    Notice

    If the partition is resized after you switch the character encoding type, we recommend that you switch back to the original character encoding type.

  • Question: When the growpart /dev/vda 1 command is run on the Linux instance, the -bash: growpart: command not found error appears. What do I do?
    Answer:
    1. Run the uname -a command to check the version of the Linux kernel. The procedure described in this topic applies to Linux kernel 3.6.0 and later.

      If the version of the Linux kernel is earlier than 3.6.0, resize the partitions of disks after you resize the disks.
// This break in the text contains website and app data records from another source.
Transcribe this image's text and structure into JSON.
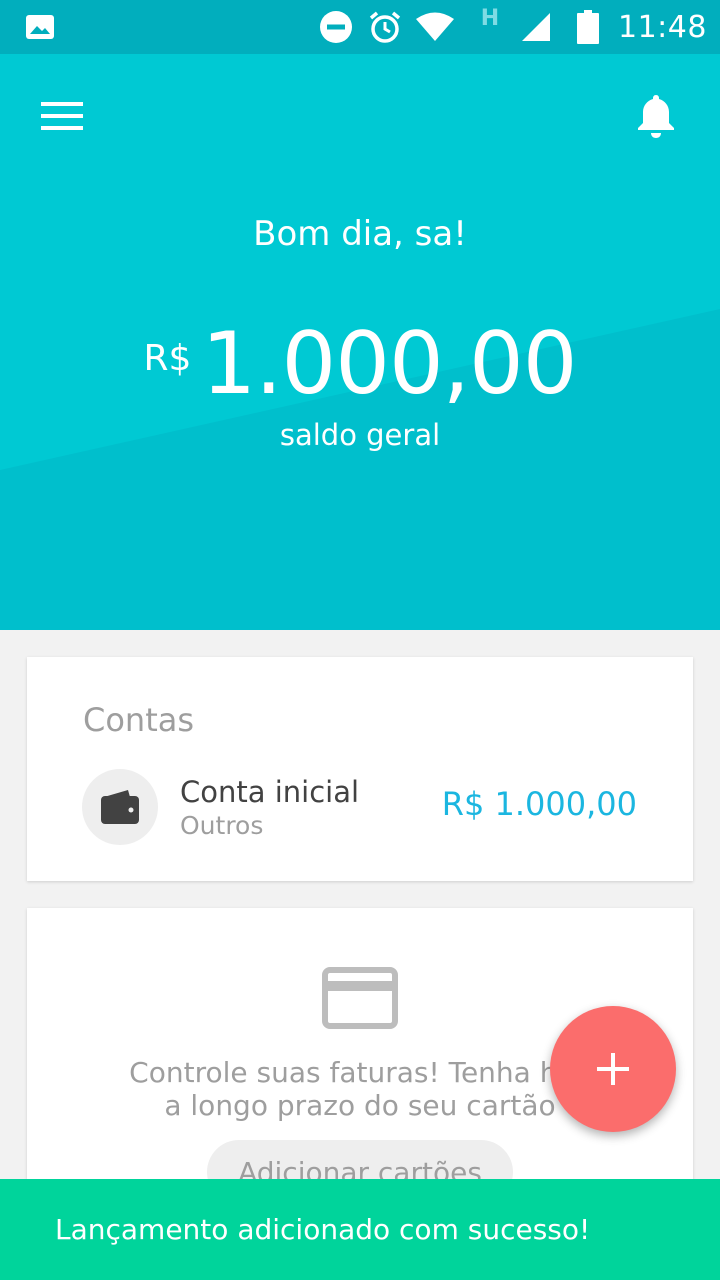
{
  "status_bar": {
    "time": "11:48",
    "network_type": "H",
    "icons": [
      "image-icon",
      "do-not-disturb-icon",
      "alarm-icon",
      "wifi-icon",
      "signal-icon",
      "battery-icon"
    ]
  },
  "header": {
    "greeting": "Bom dia, sa!",
    "currency": "R$",
    "balance": "1.000,00",
    "balance_label": "saldo geral",
    "bg_color": "#00c9d3"
  },
  "accounts": {
    "title": "Contas",
    "items": [
      {
        "name": "Conta inicial",
        "type": "Outros",
        "value": "R$ 1.000,00",
        "icon": "wallet-icon"
      }
    ]
  },
  "cards_section": {
    "icon": "credit-card-icon",
    "promo_line1": "Controle suas faturas! Tenha hist",
    "promo_line2": "a longo prazo do seu cartão",
    "button_label": "Adicionar cartões"
  },
  "fab": {
    "icon": "plus-icon",
    "color": "#fb6d6c"
  },
  "snackbar": {
    "message": "Lançamento adicionado com sucesso!",
    "color": "#00d49b"
  }
}
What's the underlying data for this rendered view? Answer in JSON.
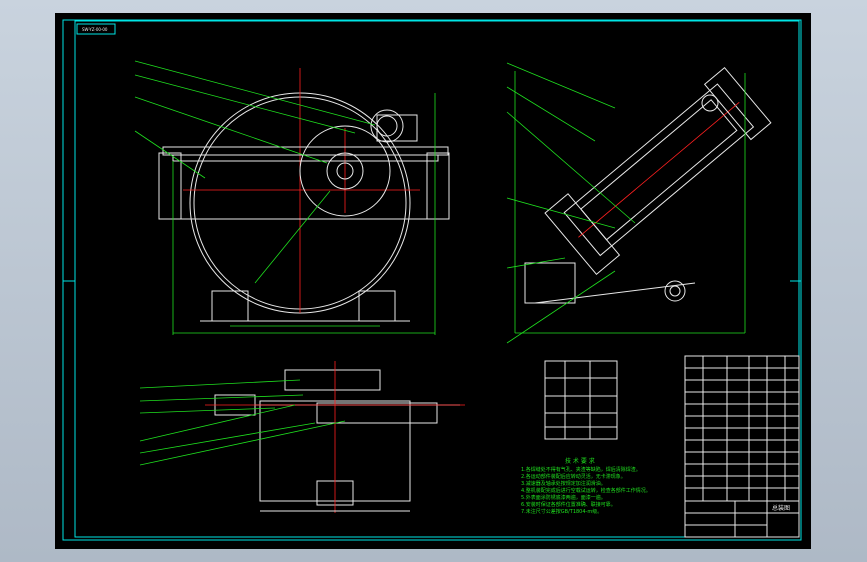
{
  "drawing": {
    "title_tag": "SW-YZ-00-00",
    "notes_heading": "技 术 要 求",
    "notes_lines": [
      "1.各焊缝处不得有气孔、夹渣等缺陷，焊后清除焊渣。",
      "2.各运动部件装配后应转动灵活，无卡滞现象。",
      "3.减速器及轴承处按规定加注润滑油。",
      "4.整机装配完成后进行空载试运转，检查各部件工作情况。",
      "5.外表面涂防锈底漆两遍，面漆一遍。",
      "6.安装时保证各部件位置准确、联接可靠。",
      "7.未注尺寸公差按GB/T1804-m级。"
    ],
    "titleblock_label": "总装图",
    "colors": {
      "frame": "#00e5e5",
      "annotation": "#1fe01f",
      "geometry": "#e8e8e8",
      "centerline": "#ff2020"
    }
  }
}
For more information, see Procedure for instances with kernels earlier than 3.6.0 and Resize partitions and file systems of Linux data disks.

    2. Install the growpart tool.
      • If the instance runs a CentOS 7 or later operating system, run the following command:
        yum install -y cloud-utils-growpart
      • If the instance runs a Debian 8 or later operating system or an Ubuntu 14 or later operating system, run the following command:
        apt install -y cloud-guest-utils
  • Question: The growpart tool used to resize partitions cannot be installed on CentOS 6.5. Why?
    Answer: The Linux kernel version of CentOS 6 is earlier than 3.6.0. To install the growpart tool on CentOS 6, perform the following steps:
    1. Change the source address of the YUM repository on CentOS 6. For more information, see Change the CentOS 6 source address.
      Note CentOS 6 has reached its end of life (EOL). To install the software package on CentOS 6 by using YUM, change the source address of the YUM repository.
    2. Install the dracut-modules-growroot tool on instances that run CentOS 6 to resize the partitions of disks. For more information, see Procedure for instances with kernels earlier than 3.6.0.

Other scenarios for disk resizing